Her nitpicking and doubt over Ian’s identity is brilliantly presented, and provides a beautiful irony. Another great moment is a conversation between the Doctor and Barbara later in the novel, where he fears that whatever is happening in this time will be “noticed” (referring to the Time Lords), and that it may not be safe for Susan and himself. Seeing how this novel takes place before The Dalek Invasion of Earth, that scene wonderfully sheds light on the Doctor’s decision to leave Susan behind in that television story.
Guerrier’s prose is sparse in places, particularly in the beginning. However, he interweaves fine details, and in a few spots changes tenses, putting it to solid dramatic use (particularly the second-tense section near the end of the novel). Probably one of the best aspects of this novel is how it feels very true to the William Hartnell’s era, yet the story feels fresh and dynamic. This novel is a wonderful example of how to function within the “limitations” of using preexisting characters in a media tie-in.
Another bright spot is how Guerrier uses continuity in a way that is not obtuse for the reader. While not giving too much away, the world the TARDIS crew lands in is a result of the aftermath of another Doctor Who story. Guerrier is able to use that story in a mythological sense, not referring to the events and character(s) by name, but rather by what they would have come to be known in folklore. This makes it easier for the reader to understand, and no prior knowledge is needed. It also makes for a bit of an Easter egg for long-time fans.
If there is anything that can be said against this novel, it would be that it moves along at a slower pace than most others. Some will not mind it, as the time is used to study the characters and the world in which they find themselves. Others may not find it appealing. Also, the finer details of what is really going on, as revealed in the last forty or so pages, may require close attention by readers (and re-reading), although it does reveal another Easter egg for sharp-eyed readers.

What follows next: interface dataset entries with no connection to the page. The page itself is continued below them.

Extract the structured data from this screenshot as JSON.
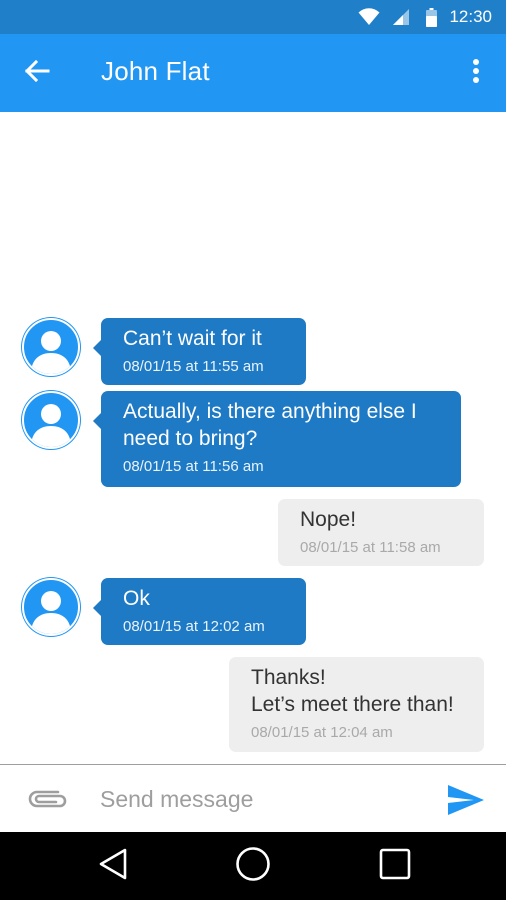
{
  "status_bar": {
    "time": "12:30",
    "icons": [
      "wifi-icon",
      "cell-signal-icon",
      "battery-icon"
    ]
  },
  "app_bar": {
    "title": "John Flat",
    "back_icon": "arrow-left-icon",
    "menu_icon": "more-vert-icon"
  },
  "messages": [
    {
      "direction": "incoming",
      "text": "Can’t wait for it",
      "timestamp": "08/01/15 at 11:55 am"
    },
    {
      "direction": "incoming",
      "text": "Actually, is there anything else I\nneed to bring?",
      "timestamp": "08/01/15 at 11:56 am"
    },
    {
      "direction": "outgoing",
      "text": "Nope!",
      "timestamp": "08/01/15 at 11:58 am"
    },
    {
      "direction": "incoming",
      "text": "Ok",
      "timestamp": "08/01/15 at 12:02 am"
    },
    {
      "direction": "outgoing",
      "text": "Thanks!\nLet’s meet there than!",
      "timestamp": "08/01/15 at 12:04 am"
    }
  ],
  "composer": {
    "placeholder": "Send message",
    "value": "",
    "attach_icon": "paperclip-icon",
    "send_icon": "send-icon"
  },
  "nav_bar": {
    "icons": [
      "back-triangle-icon",
      "home-circle-icon",
      "recents-square-icon"
    ]
  },
  "colors": {
    "status_bar": "#1f7fc8",
    "app_bar": "#2196f3",
    "incoming_bubble": "#1e7ac4",
    "outgoing_bubble": "#eeeeee",
    "accent": "#2196f3"
  }
}
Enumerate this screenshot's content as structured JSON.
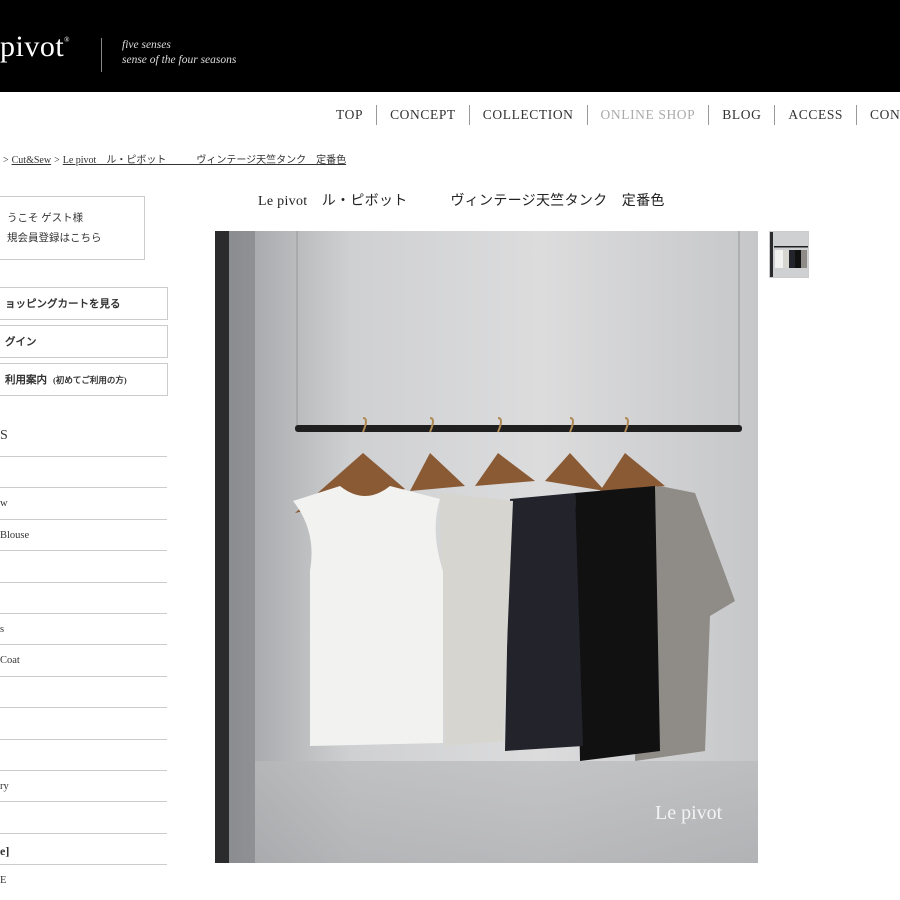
{
  "header": {
    "logo": "pivot",
    "logo_mark": "®",
    "tagline_line1": "five senses",
    "tagline_line2": "sense of the four seasons"
  },
  "nav": [
    {
      "label": "TOP",
      "active": false
    },
    {
      "label": "CONCEPT",
      "active": false
    },
    {
      "label": "COLLECTION",
      "active": false
    },
    {
      "label": "ONLINE SHOP",
      "active": true
    },
    {
      "label": "BLOG",
      "active": false
    },
    {
      "label": "ACCESS",
      "active": false
    },
    {
      "label": "CONT",
      "active": false
    }
  ],
  "breadcrumb": {
    "sep1": ">",
    "item1": "Cut&Sew",
    "sep2": ">",
    "item2": "Le pivot　ル・ピボット　　　ヴィンテージ天竺タンク　定番色"
  },
  "sidebar": {
    "welcome_line1": "うこそ ゲスト様",
    "welcome_line2": "規会員登録はこちら",
    "cart_label": "ョッピングカートを見る",
    "login_label": "グイン",
    "guide_label": "利用案内",
    "guide_note": "(初めてご利用の方)",
    "category_heading": "S",
    "categories": [
      "",
      "w",
      "Blouse",
      "",
      "",
      "s",
      "Coat",
      "",
      "",
      "",
      "ry",
      "",
      "e]",
      "E"
    ]
  },
  "product": {
    "title": "Le pivot　ル・ピボット　　　ヴィンテージ天竺タンク　定番色",
    "watermark": "Le pivot"
  }
}
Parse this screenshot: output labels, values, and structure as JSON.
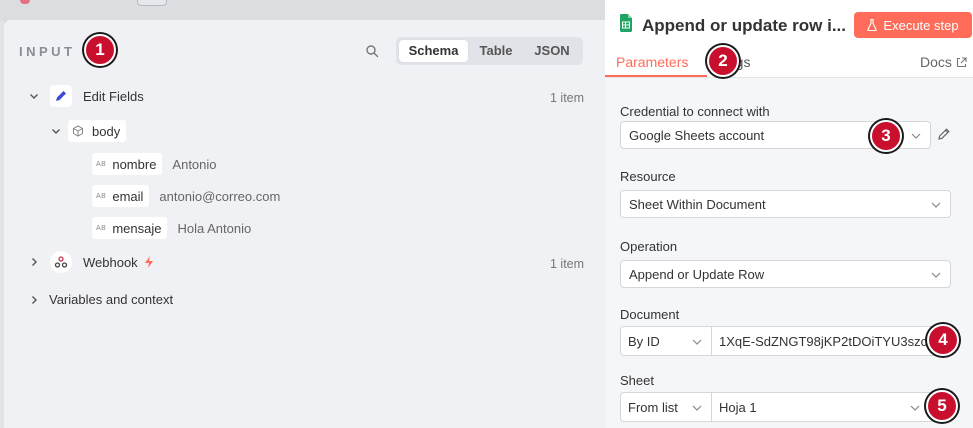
{
  "input": {
    "title": "INPUT",
    "tabs": [
      "Schema",
      "Table",
      "JSON"
    ],
    "items": [
      {
        "label": "Edit Fields",
        "count": "1 item"
      },
      {
        "label": "body"
      },
      {
        "label": "Webhook",
        "count": "1 item"
      },
      {
        "label": "Variables and context"
      }
    ],
    "fields": [
      {
        "type": "AB",
        "key": "nombre",
        "value": "Antonio"
      },
      {
        "type": "AB",
        "key": "email",
        "value": "antonio@correo.com"
      },
      {
        "type": "AB",
        "key": "mensaje",
        "value": "Hola Antonio"
      }
    ]
  },
  "node": {
    "title": "Append or update row i...",
    "execute_label": "Execute step",
    "tabs": {
      "parameters": "Parameters",
      "settings": "ttings",
      "docs": "Docs"
    }
  },
  "params": {
    "credential_label": "Credential to connect with",
    "credential_value": "Google Sheets account",
    "resource_label": "Resource",
    "resource_value": "Sheet Within Document",
    "operation_label": "Operation",
    "operation_value": "Append or Update Row",
    "document_label": "Document",
    "document_mode": "By ID",
    "document_value": "1XqE-SdZNGT98jKP2tDOiTYU3szcX",
    "sheet_label": "Sheet",
    "sheet_mode": "From list",
    "sheet_value": "Hoja 1"
  },
  "badges": [
    "1",
    "2",
    "3",
    "4",
    "5"
  ],
  "colors": {
    "accent": "#ff6d5a",
    "badge": "#c8102e"
  }
}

In all, The Time Travellers is recommended for any fan of smart, character-driven science fiction. It is a must for any First Doctor fan, and for those willing to overlook the use of alternative history (if you feel that concept has been driven into the ground).